■ Required work
Return all of the entries exactly, with nothing added or left out.

■ Supplied records
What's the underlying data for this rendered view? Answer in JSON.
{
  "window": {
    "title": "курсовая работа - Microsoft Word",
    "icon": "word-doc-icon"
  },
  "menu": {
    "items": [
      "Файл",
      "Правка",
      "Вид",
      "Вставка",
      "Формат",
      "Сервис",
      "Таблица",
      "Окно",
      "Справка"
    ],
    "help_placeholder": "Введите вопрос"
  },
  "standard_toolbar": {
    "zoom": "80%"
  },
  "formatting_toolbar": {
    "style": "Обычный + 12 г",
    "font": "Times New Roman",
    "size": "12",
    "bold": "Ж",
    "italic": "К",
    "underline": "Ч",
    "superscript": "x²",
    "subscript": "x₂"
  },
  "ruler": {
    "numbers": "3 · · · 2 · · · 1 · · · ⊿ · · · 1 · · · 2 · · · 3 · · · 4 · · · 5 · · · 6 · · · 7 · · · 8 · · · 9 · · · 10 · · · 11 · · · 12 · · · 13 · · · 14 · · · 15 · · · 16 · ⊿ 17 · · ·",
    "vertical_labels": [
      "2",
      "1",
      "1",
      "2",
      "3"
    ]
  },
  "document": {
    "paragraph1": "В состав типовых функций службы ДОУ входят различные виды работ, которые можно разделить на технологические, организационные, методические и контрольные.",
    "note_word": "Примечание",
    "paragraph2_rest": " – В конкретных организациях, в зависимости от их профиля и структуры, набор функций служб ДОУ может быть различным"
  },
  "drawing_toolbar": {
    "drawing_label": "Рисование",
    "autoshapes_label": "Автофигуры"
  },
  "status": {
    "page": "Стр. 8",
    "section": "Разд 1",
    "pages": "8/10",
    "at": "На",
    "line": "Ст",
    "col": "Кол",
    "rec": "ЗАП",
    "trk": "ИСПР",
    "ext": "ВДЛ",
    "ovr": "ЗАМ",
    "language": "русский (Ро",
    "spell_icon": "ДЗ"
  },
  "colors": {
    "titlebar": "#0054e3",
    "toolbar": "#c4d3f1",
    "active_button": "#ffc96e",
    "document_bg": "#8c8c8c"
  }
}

■ Written response
What's the underlying data for this rendered view? Answer in JSON.
{
  "window": {
    "title": "курсовая работа - Microsoft Word",
    "icon": "word-doc-icon"
  },
  "menu": {
    "items": [
      "Файл",
      "Правка",
      "Вид",
      "Вставка",
      "Формат",
      "Сервис",
      "Таблица",
      "Окно",
      "Справка"
    ],
    "help_placeholder": "Введите вопрос"
  },
  "standard_toolbar": {
    "zoom": "80%"
  },
  "formatting_toolbar": {
    "style": "Обычный + 12 г",
    "font": "Times New Roman",
    "size": "12",
    "bold": "Ж",
    "italic": "К",
    "underline": "Ч",
    "superscript": "x²",
    "subscript": "x₂"
  },
  "ruler": {
    "numbers": "3 · · · 2 · · · 1 · · · ⊿ · · · 1 · · · 2 · · · 3 · · · 4 · · · 5 · · · 6 · · · 7 · · · 8 · · · 9 · · · 10 · · · 11 · · · 12 · · · 13 · · · 14 · · · 15 · · · 16 · ⊿ 17 · · ·",
    "vertical_labels": [
      "2",
      "1",
      "1",
      "2",
      "3"
    ]
  },
  "document": {
    "paragraph1": "В состав типовых функций службы ДОУ входят различные виды работ, которые можно разделить на технологические, организационные, методические и контрольные.",
    "note_word": "Примечание",
    "paragraph2_rest": " – В конкретных организациях, в зависимости от их профиля и структуры, набор функций служб ДОУ может быть различным"
  },
  "drawing_toolbar": {
    "drawing_label": "Рисование",
    "autoshapes_label": "Автофигуры"
  },
  "status": {
    "page": "Стр. 8",
    "section": "Разд 1",
    "pages": "8/10",
    "at": "На",
    "line": "Ст",
    "col": "Кол",
    "rec": "ЗАП",
    "trk": "ИСПР",
    "ext": "ВДЛ",
    "ovr": "ЗАМ",
    "language": "русский (Ро",
    "spell_icon": "ДЗ"
  },
  "colors": {
    "titlebar": "#0054e3",
    "toolbar": "#c4d3f1",
    "active_button": "#ffc96e",
    "document_bg": "#8c8c8c"
  }
}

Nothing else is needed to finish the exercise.